A strong social code
Custom is a real way of life, a social relationships code such as exists everywhere throughout the world. It is more or less complex, depending on the circumstances. Custom gatherings mark the highlights of Kanak social life (the new yams festival, marriage, birth or bereavement). On such occasions, long speeches are made. Genealogies and their histories are recited. Gifts are exchanged.
To make a custom offering is to establish a special and unique relationship with an individual or group of individuals at a specific time. Each acknowledges the other. The words exchanged are supported by gifts, the most important of which are traditionally Kanak shell money, which represents the clan ancestor and the sacred yams.
The custom offering recognises the hierarchies of the chefferie or chiefdom, its structures separated by rights and a management similar to local government.
In the tribes, there is an order, a power to be respected. Thus permission needs to be requested from the grande chefferie, the high chiefdom, to gain access to the sea, the mountains or to travel on the tribe’s land.
This fundamental and essential act is carried out by those responsible for the tourist bodies. Once this act has been accepted, they can then sell their services to the tourists. So when you arrive in the tribal village, the main permissions have already been given. The high chief will have divided the gifts up according to the hierarchy and organisation of the tribe.
The custom welcome ceremony
Outside Noumea, Kanak culture is part of daily life and it is usual, when you arrive in a tribal village, to go to the petit chef, the village chief, or the high chief (if he is available) and make him a gift which increases in size depending on your requests (a 1000F note folded up in a manou, a length of coloured fabric). This is what is called here “faire la coutume”, making a custom offering.
Just as you would never go empty-handed to someone’s place in your country, respect for the Kanak people is shown by this very widespread custom that you must be aware of. In exchange, you will be warmly welcomed and this offering will be returned to you a hundredfold, by allowing you to taste the region’s specialities and fruits and inviting you to share a unique moment of discovery. Respect for custom can also be shown through the ban on entering certain taboo places without prior permission from the clan or tribal chiefs. Before visiting these places, you will sometimes have to make a verbal request or ritual act in a custom ceremony, during which words of welcome are pronounced following an exchange of gifts. Do not hesitate to ask for information from Kanaks whom you meet; they will explain the meaning of these symbolic acts to you and will show you the procedure to be followed.
The custom offering
What should you do?
The custom offering is a sign of thoughtfulness that is carried out in the greatest simplicity.
When you are invited to a friend’s place, you take a bottle of wine, a bouquet of flowers or a gift. In the tribe, it’s the same thing, and to establish a relationship with your hosts, you offer a manou (a length of fabric that you will easily find in the bush shops or souvenir stands), a 500 or 1 000 franc note, rice or food (especially if you are going to a tribal village that is a long way from shops), or even a souvenir from your country of origin.

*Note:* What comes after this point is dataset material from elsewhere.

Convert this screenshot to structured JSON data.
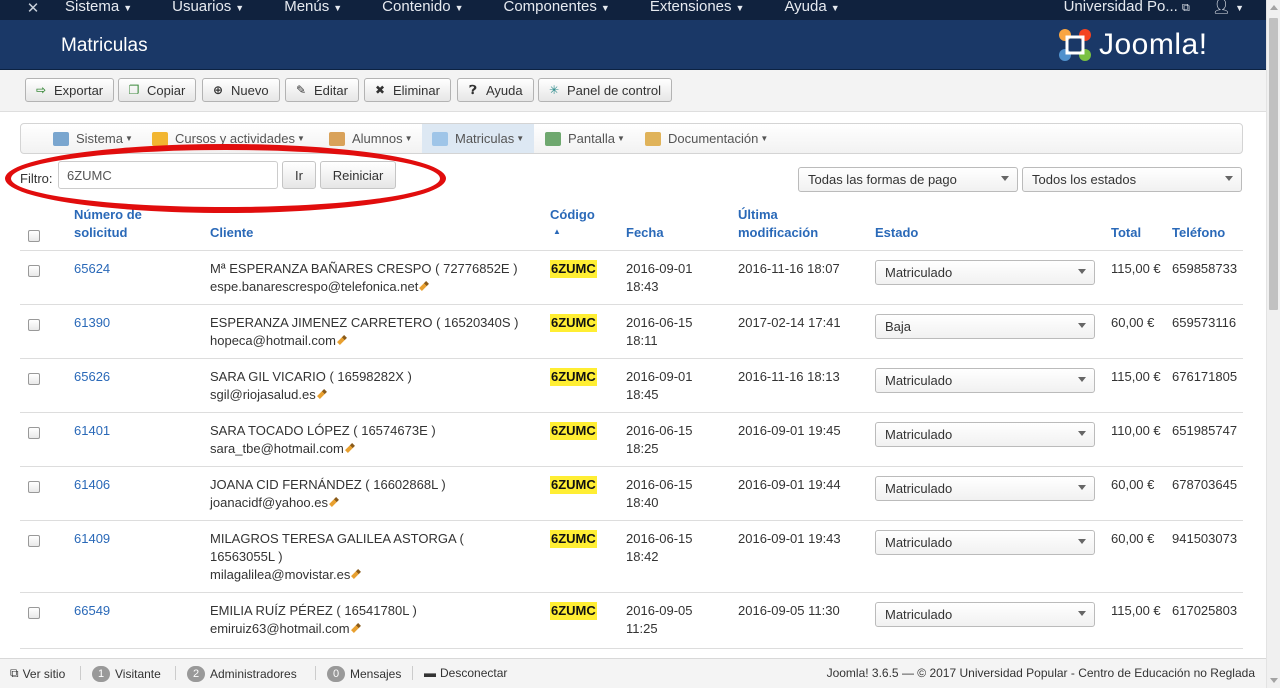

More than the article, it is the act and the words that count. Those pronounced by the Kanaks (if they accept your custom gift) will show you that from now on you are their guest, and they will protect you.
Take care then not to interrupt them. Then it is your turn, and you humbly express your delight to be welcomed, and thank your hosts for this sharing. Their way of listening to you and showing you respect is often to lower their eyes. Don’t be surprised by this.
Download the brochure “The custom offering”